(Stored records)
-----
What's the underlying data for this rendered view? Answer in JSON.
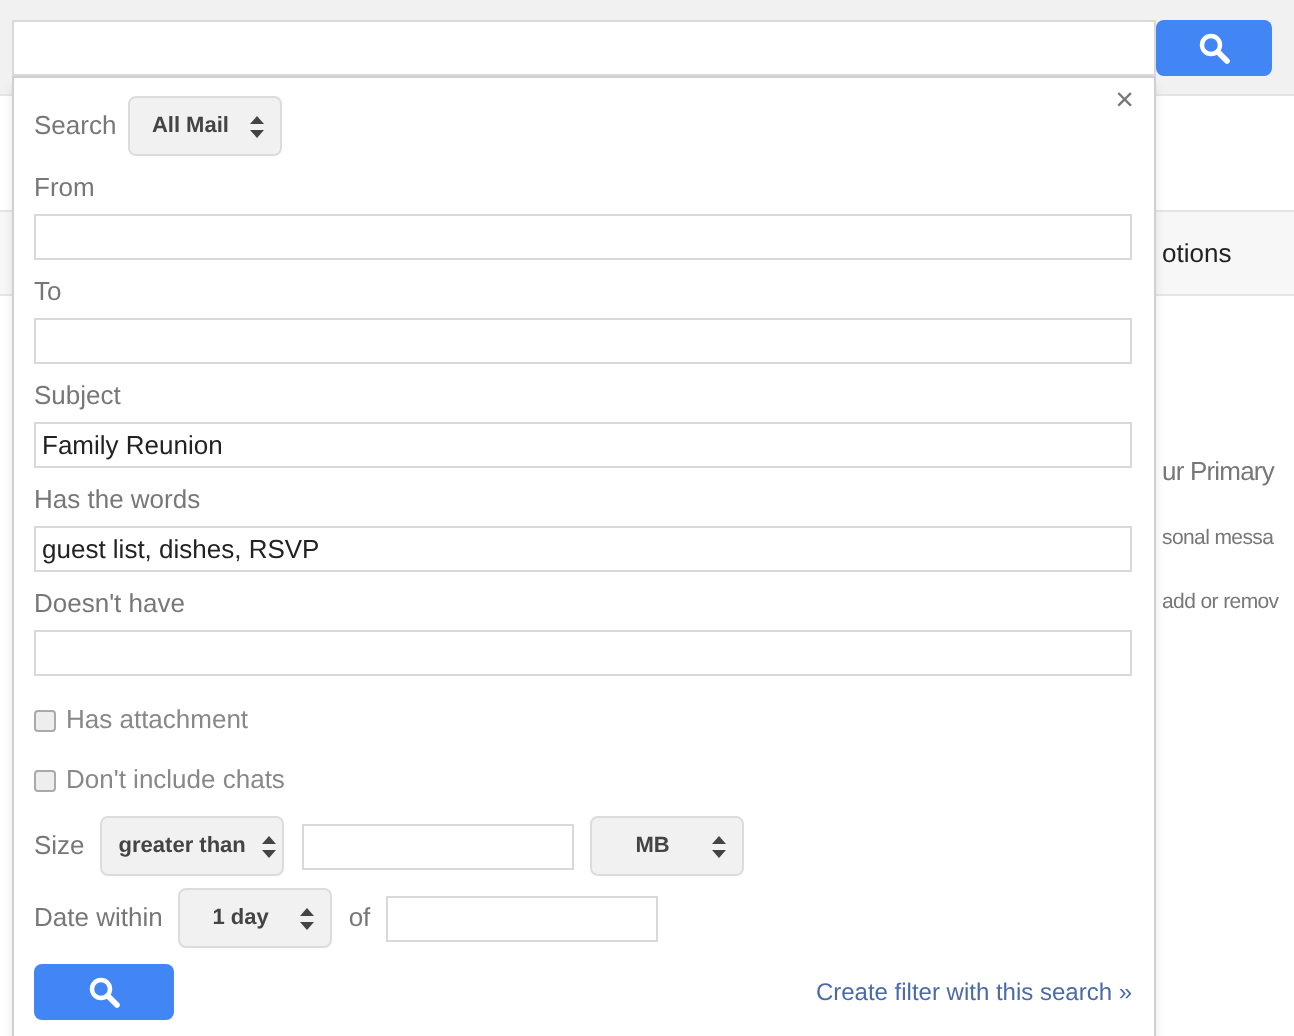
{
  "background": {
    "tab_label": "otions",
    "heading": "ur Primary",
    "lines": [
      "sonal messa",
      "add or remov"
    ]
  },
  "panel": {
    "close": "×",
    "scope": {
      "label": "Search",
      "value": "All Mail"
    },
    "fields": [
      {
        "label": "From"
      },
      {
        "label": "To"
      },
      {
        "label": "Subject",
        "value": "Family Reunion"
      },
      {
        "label": "Has the words",
        "value": "guest list, dishes, RSVP"
      },
      {
        "label": "Doesn't have"
      }
    ],
    "checkboxes": [
      {
        "label": "Has attachment",
        "checked": false
      },
      {
        "label": "Don't include chats",
        "checked": false
      }
    ],
    "size": {
      "label": "Size",
      "comparator": "greater than",
      "unit": "MB"
    },
    "date": {
      "label": "Date within",
      "value": "1 day",
      "of_label": "of"
    },
    "create_filter_link": "Create filter with this search »"
  }
}
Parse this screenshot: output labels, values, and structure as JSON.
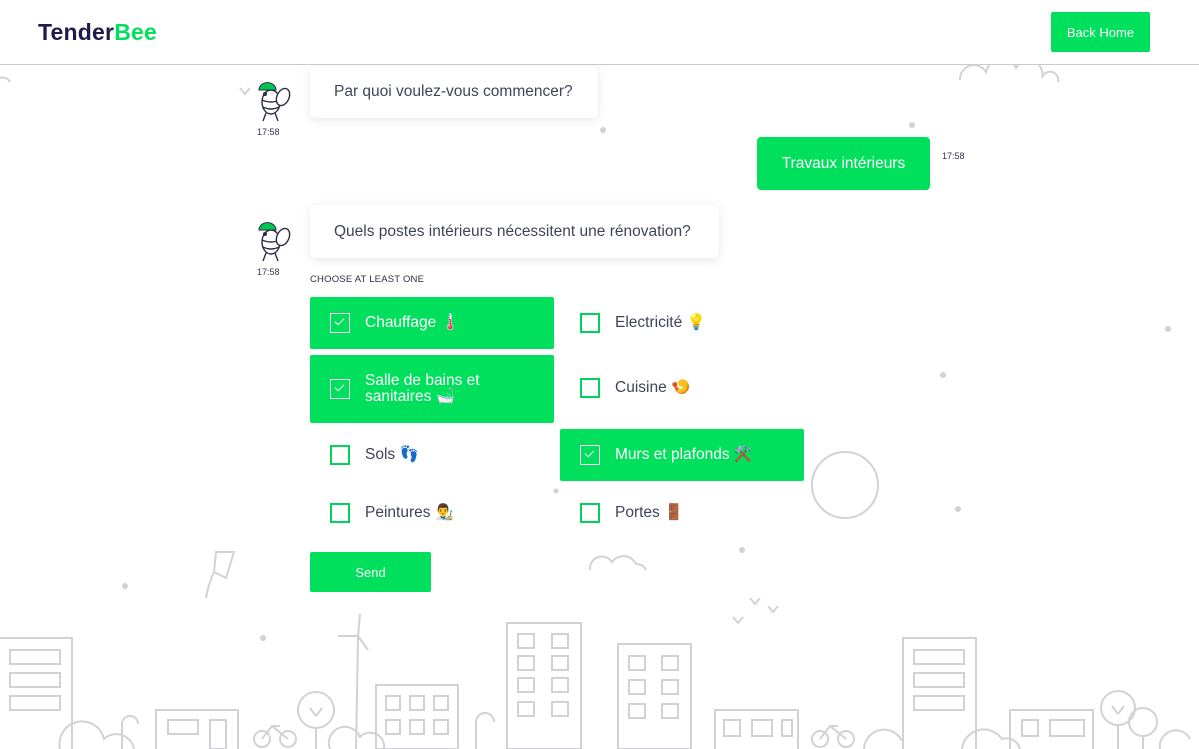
{
  "header": {
    "logo_part1": "Tender",
    "logo_part2": "Bee",
    "back_home_label": "Back Home"
  },
  "chat": {
    "messages": [
      {
        "from": "bot",
        "text": "Par quoi voulez-vous commencer?",
        "time": "17:58"
      },
      {
        "from": "user",
        "text": "Travaux intérieurs",
        "time": "17:58"
      },
      {
        "from": "bot",
        "text": "Quels postes intérieurs nécessitent une rénovation?",
        "time": "17:58"
      }
    ]
  },
  "choices": {
    "hint": "CHOOSE AT LEAST ONE",
    "options": [
      {
        "label": "Chauffage",
        "icon": "thermometer-icon",
        "emoji": "🌡️",
        "checked": true
      },
      {
        "label": "Electricité",
        "icon": "light-bulb-icon",
        "emoji": "💡",
        "checked": false
      },
      {
        "label": "Salle de bains et sanitaires",
        "icon": "bathtub-icon",
        "emoji": "🛁",
        "checked": true
      },
      {
        "label": "Cuisine",
        "icon": "shrimp-icon",
        "emoji": "🍤",
        "checked": false
      },
      {
        "label": "Sols",
        "icon": "footprints-icon",
        "emoji": "👣",
        "checked": false
      },
      {
        "label": "Murs et plafonds",
        "icon": "hammer-and-pick-icon",
        "emoji": "⚒️",
        "checked": true
      },
      {
        "label": "Peintures",
        "icon": "artist-icon",
        "emoji": "👨‍🎨",
        "checked": false
      },
      {
        "label": "Portes",
        "icon": "door-icon",
        "emoji": "🚪",
        "checked": false
      }
    ],
    "send_label": "Send"
  },
  "colors": {
    "accent": "#00e05c",
    "logo_dark": "#1f1b4d",
    "text": "#3f4459",
    "decoration": "#cfcfd3"
  }
}
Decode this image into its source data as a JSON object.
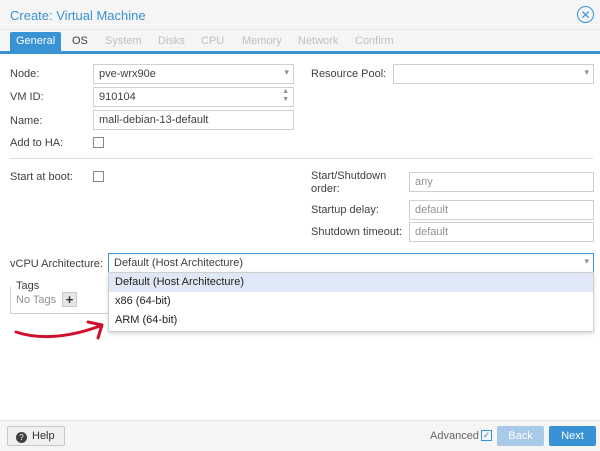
{
  "window": {
    "title": "Create: Virtual Machine",
    "close_icon": "close-circle-icon"
  },
  "tabs": [
    {
      "label": "General",
      "state": "active"
    },
    {
      "label": "OS",
      "state": "enabled"
    },
    {
      "label": "System",
      "state": "disabled"
    },
    {
      "label": "Disks",
      "state": "disabled"
    },
    {
      "label": "CPU",
      "state": "disabled"
    },
    {
      "label": "Memory",
      "state": "disabled"
    },
    {
      "label": "Network",
      "state": "disabled"
    },
    {
      "label": "Confirm",
      "state": "disabled"
    }
  ],
  "form": {
    "node": {
      "label": "Node:",
      "value": "pve-wrx90e"
    },
    "vmid": {
      "label": "VM ID:",
      "value": "910104"
    },
    "name": {
      "label": "Name:",
      "value": "mall-debian-13-default"
    },
    "ha": {
      "label": "Add to HA:"
    },
    "resource_pool": {
      "label": "Resource Pool:",
      "value": ""
    },
    "start_at_boot": {
      "label": "Start at boot:"
    },
    "start_shutdown_order": {
      "label_line1": "Start/Shutdown",
      "label_line2": "order:",
      "placeholder": "any"
    },
    "startup_delay": {
      "label": "Startup delay:",
      "placeholder": "default"
    },
    "shutdown_timeout": {
      "label": "Shutdown timeout:",
      "placeholder": "default"
    },
    "vcpu_arch": {
      "label": "vCPU Architecture:",
      "value": "Default (Host Architecture)",
      "options": [
        "Default (Host Architecture)",
        "x86 (64-bit)",
        "ARM (64-bit)"
      ],
      "selected_index": 0
    },
    "tags": {
      "legend": "Tags",
      "empty_text": "No Tags",
      "add_label": "+"
    }
  },
  "footer": {
    "help_label": "Help",
    "advanced_label": "Advanced",
    "advanced_checked": true,
    "back_label": "Back",
    "next_label": "Next"
  },
  "colors": {
    "accent": "#3892d4",
    "annotation": "#d0102a",
    "selected_option": "#dfe8f6"
  }
}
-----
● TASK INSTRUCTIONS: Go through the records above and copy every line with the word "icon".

● YOUR SOLUTION:
        "icon": "thermometer-icon",
        "icon": "light-bulb-icon",
        "icon": "bathtub-icon",
        "icon": "shrimp-icon",
        "icon": "footprints-icon",
        "icon": "hammer-and-pick-icon",
        "icon": "artist-icon",
        "icon": "door-icon",
    "close_icon": "close-circle-icon"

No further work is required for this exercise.